This article was featured in Self Publishing: Carnival of the Indies Issue #44!I run across writing prompts all the time on the web. After my Creative Writing program, I don’t find many of them helpful in so far as challenging and improving a writer’s craft. Many writing prompts are just too comfortable. They focus on flexing your imagination instead of developing your technique.
Here are 4 amazing prompts I used in my Creative Writing 300-level workshops that will both challenge your writing and hopefully improve it.
1) Write from the perspective of an inanimate object.
The point: too often, we find ourselves only focusing on our main character when we write. We forget that a single scene has limitless possibilities. A desk, a flickering light, a wall clock, a house, or even a city block can have its own personality.
-Write a 1-page scene from the perspective of a house observing the people who live in it.
-Write a story about two inanimate objects falling in love.
-Write a story where a street becomes the main character.
Flex your characterization skills to include more than just ordinary people or animals. Practice describing a setting or environment that embodies its own character and atmosphere.
2) Write a story out of chronological sequence.
The point: As novelists, we are often focused on beginning, middle, and end. Sometimes mixing up the scenes can add a lot of life to a story. What if a book started at the “middle,” and worked its way back to the beginning?
-Write a 3-5 page story where the scenes happen out of chronological order.
If you’re not sure where to start, begin your first scene at the end of the story. Try to work backward (or forward?) from there. Read Catch-22 if the concept of this seems confusing, or watch the movie Momento.
3) Write a single scene from 3 different “distances.”
-Write a single scene about a character meeting a friend over coffee.
-Write the same scene from farther away: a person across the street observing two friends meeting for coffee.
-Write the same scene at an even farther distance: a person reflecting on that one time, years ago, when they met their friend for coffee.
The point: experience the difference between each of these scenes.
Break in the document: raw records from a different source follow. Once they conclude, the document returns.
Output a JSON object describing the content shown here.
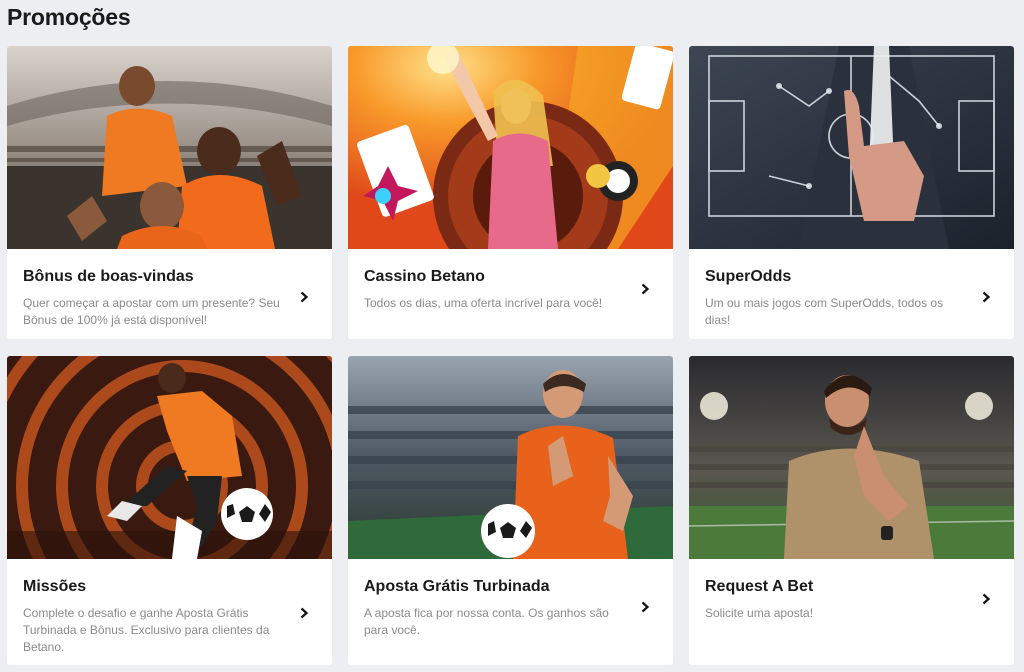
{
  "page": {
    "title": "Promoções"
  },
  "promotions": [
    {
      "title": "Bônus de boas-vindas",
      "description": "Quer começar a apostar com um presente? Seu Bônus de 100% já está disponível!",
      "image": "celebrating-fans-stadium",
      "icon": "chevron-right-icon"
    },
    {
      "title": "Cassino Betano",
      "description": "Todos os dias, uma oferta incrível para você!",
      "image": "casino-roulette-woman",
      "icon": "chevron-right-icon"
    },
    {
      "title": "SuperOdds",
      "description": "Um ou mais jogos com SuperOdds, todos os dias!",
      "image": "tactics-board-hand",
      "icon": "chevron-right-icon"
    },
    {
      "title": "Missões",
      "description": "Complete o desafio e ganhe Aposta Grátis Turbinada e Bônus. Exclusivo para clientes da Betano.",
      "image": "player-kicking-ball-target",
      "icon": "chevron-right-icon"
    },
    {
      "title": "Aposta Grátis Turbinada",
      "description": "A aposta fica por nossa conta. Os ganhos são para você.",
      "image": "player-holding-ball-stadium",
      "icon": "chevron-right-icon"
    },
    {
      "title": "Request A Bet",
      "description": "Solicite uma aposta!",
      "image": "thinking-man-stadium",
      "icon": "chevron-right-icon"
    }
  ],
  "colors": {
    "background": "#eceef2",
    "card": "#ffffff",
    "title": "#1b1b1b",
    "description": "#8a8a8a",
    "brand_orange": "#f26b1d"
  }
}
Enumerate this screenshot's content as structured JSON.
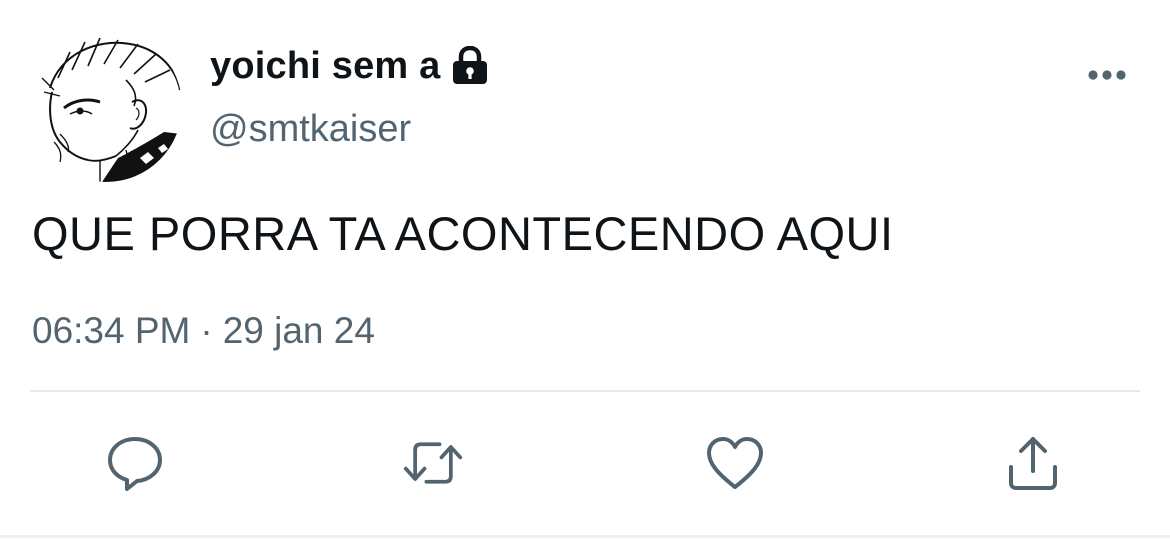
{
  "author": {
    "display_name": "yoichi sem a",
    "handle": "@smtkaiser",
    "protected": true,
    "avatar_icon": "manga-character-avatar"
  },
  "tweet": {
    "text": "QUE PORRA TA ACONTECENDO AQUI",
    "time": "06:34 PM",
    "separator": "·",
    "date": "29 jan 24"
  },
  "menu": {
    "more_icon": "ellipsis-icon"
  },
  "actions": [
    {
      "name": "reply",
      "icon": "speech-bubble-icon"
    },
    {
      "name": "retweet",
      "icon": "retweet-arrows-icon"
    },
    {
      "name": "like",
      "icon": "heart-icon"
    },
    {
      "name": "share",
      "icon": "upload-share-icon"
    }
  ],
  "colors": {
    "text_primary": "#0f1419",
    "text_secondary": "#536471",
    "divider": "#e6e9eb"
  }
}
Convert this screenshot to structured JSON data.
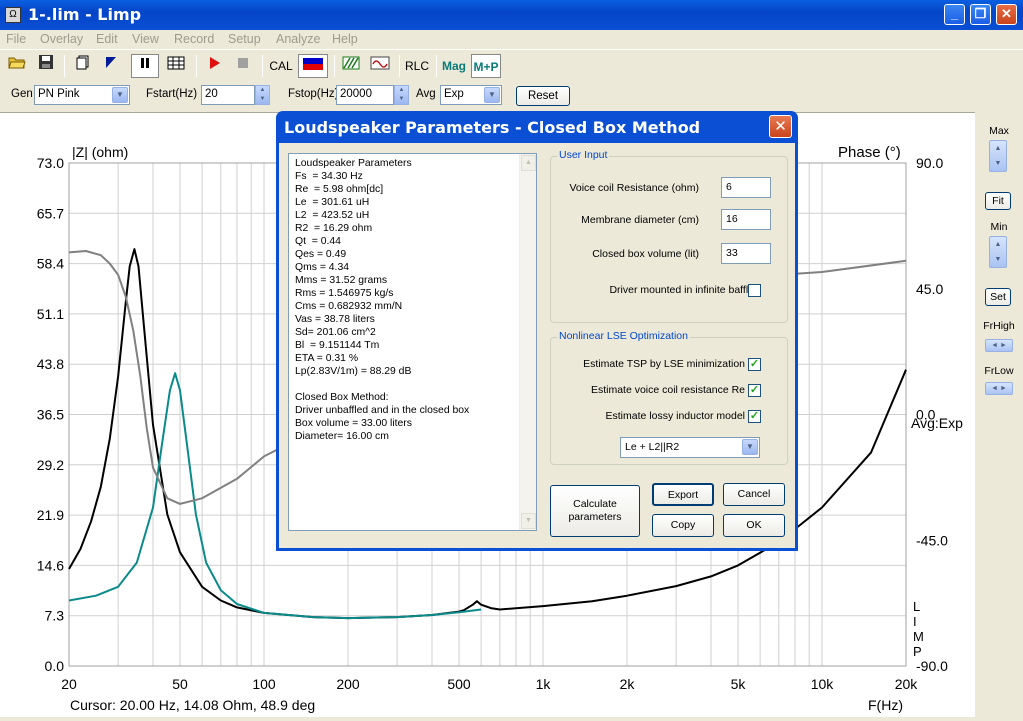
{
  "window": {
    "title": "1-.lim - Limp",
    "icon_label": "Ω"
  },
  "menu": [
    "File",
    "Overlay",
    "Edit",
    "View",
    "Record",
    "Setup",
    "Analyze",
    "Help"
  ],
  "toolbar": {
    "cal": "CAL",
    "rlc": "RLC",
    "mag": "Mag",
    "mp": "M+P"
  },
  "params": {
    "gen_label": "Gen",
    "gen_value": "PN Pink",
    "fstart_label": "Fstart(Hz)",
    "fstart_value": "20",
    "fstop_label": "Fstop(Hz)",
    "fstop_value": "20000",
    "avg_label": "Avg",
    "avg_value": "Exp",
    "reset": "Reset"
  },
  "right_panel": {
    "max": "Max",
    "fit": "Fit",
    "min": "Min",
    "set": "Set",
    "frhigh": "FrHigh",
    "frlow": "FrLow"
  },
  "chart_data": {
    "type": "line",
    "ylabel": "|Z| (ohm)",
    "ylabel_right": "Phase (°)",
    "xlabel": "F(Hz)",
    "x_scale": "log",
    "xlim": [
      20,
      20000
    ],
    "ylim": [
      0,
      73
    ],
    "y2lim": [
      -90,
      90
    ],
    "y_ticks": [
      "73.0",
      "65.7",
      "58.4",
      "51.1",
      "43.8",
      "36.5",
      "29.2",
      "21.9",
      "14.6",
      "7.3",
      "0.0"
    ],
    "y2_ticks": [
      "90.0",
      "45.0",
      "0.0",
      "-45.0",
      "-90.0"
    ],
    "x_ticks": [
      "20",
      "50",
      "100",
      "200",
      "500",
      "1k",
      "2k",
      "5k",
      "10k",
      "20k"
    ],
    "avg_label": "Avg:Exp",
    "side_label": "LIMP",
    "cursor": "Cursor: 20.00 Hz, 14.08 Ohm, 48.9 deg",
    "series": [
      {
        "color": "#000000",
        "axis": "left",
        "x": [
          20,
          22,
          24,
          26,
          28,
          30,
          32,
          33,
          34.3,
          35.5,
          37,
          40,
          45,
          50,
          60,
          70,
          80,
          100,
          150,
          200,
          300,
          400,
          500,
          520,
          560,
          580,
          600,
          650,
          700,
          1000,
          1500,
          2000,
          3000,
          4000,
          5000,
          7000,
          10000,
          15000,
          20000
        ],
        "y": [
          14.08,
          17,
          21,
          26,
          33,
          42,
          53,
          58,
          60.5,
          58,
          50,
          35,
          22,
          16.5,
          11.5,
          9.5,
          8.5,
          7.7,
          7.1,
          6.95,
          7.1,
          7.4,
          7.9,
          8.1,
          8.9,
          9.4,
          8.9,
          8.4,
          8.2,
          8.7,
          9.4,
          10.2,
          11.6,
          13,
          14.6,
          18,
          23,
          31,
          43
        ]
      },
      {
        "color": "#0a8a8a",
        "axis": "left",
        "x": [
          20,
          25,
          30,
          35,
          40,
          43,
          46,
          48,
          50,
          53,
          57,
          62,
          70,
          80,
          100,
          150,
          200,
          300,
          400,
          500,
          600
        ],
        "y": [
          9.5,
          10.2,
          11.5,
          15,
          23,
          32,
          40,
          42.5,
          40,
          32,
          22,
          15,
          11,
          9,
          7.7,
          7.1,
          6.95,
          7.1,
          7.4,
          7.8,
          8.2
        ]
      },
      {
        "color": "#808080",
        "axis": "right",
        "x": [
          20,
          23,
          26,
          28,
          30,
          32,
          34,
          36,
          38,
          40,
          45,
          50,
          60,
          80,
          100,
          150,
          200,
          250
        ],
        "y": [
          58,
          58.5,
          57,
          54,
          50,
          42,
          30,
          14,
          -5,
          -19,
          -30,
          -32,
          -30,
          -23,
          -15,
          -6,
          -1,
          1
        ]
      },
      {
        "color": "#808080",
        "axis": "right",
        "x": [
          640,
          800,
          1000,
          2000,
          5000,
          10000,
          20000
        ],
        "y": [
          45.5,
          46,
          46.5,
          47.5,
          49,
          51,
          55
        ]
      }
    ]
  },
  "dialog": {
    "title": "Loudspeaker Parameters - Closed Box Method",
    "results": [
      "Loudspeaker Parameters",
      "Fs  = 34.30 Hz",
      "Re  = 5.98 ohm[dc]",
      "Le  = 301.61 uH",
      "L2  = 423.52 uH",
      "R2  = 16.29 ohm",
      "Qt  = 0.44",
      "Qes = 0.49",
      "Qms = 4.34",
      "Mms = 31.52 grams",
      "Rms = 1.546975 kg/s",
      "Cms = 0.682932 mm/N",
      "Vas = 38.78 liters",
      "Sd= 201.06 cm^2",
      "Bl  = 9.151144 Tm",
      "ETA = 0.31 %",
      "Lp(2.83V/1m) = 88.29 dB",
      "",
      "Closed Box Method:",
      "Driver unbaffled and in the closed box",
      "Box volume = 33.00 liters",
      "Diameter= 16.00 cm"
    ],
    "user_input": {
      "group": "User Input",
      "vc_label": "Voice coil Resistance (ohm)",
      "vc_value": "6",
      "md_label": "Membrane diameter (cm)",
      "md_value": "16",
      "bv_label": "Closed box volume (lit)",
      "bv_value": "33",
      "baffle_label": "Driver mounted in infinite baffle"
    },
    "lse": {
      "group": "Nonlinear LSE Optimization",
      "tsp_label": "Estimate TSP by LSE minimization",
      "re_label": "Estimate voice coil resistance Re",
      "ind_label": "Estimate lossy inductor model",
      "model_value": "Le + L2||R2"
    },
    "buttons": {
      "calculate": "Calculate parameters",
      "export": "Export",
      "cancel": "Cancel",
      "copy": "Copy",
      "ok": "OK"
    }
  }
}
Learn the strengths and weaknesses of each one: “in the moment,” “from across the street” and “from years and years ago.” How do the scenes change? Which do you feel is the strongest perspective or time frame? Which felt more “safe” to you and which was more of a challenge? This helps you break out of the mode of always writing from one “distance” or one sense of time.
4) Write a story that includes 3 dictionary definitions.
Use a definition from a dictionary in a 2-page short story (or scene). Try using this technique 3 different times throughout the text. Make sure your definitions fit the context of your story.
The point: explore new narration techniques. Think outside the box. Shake it up a bit!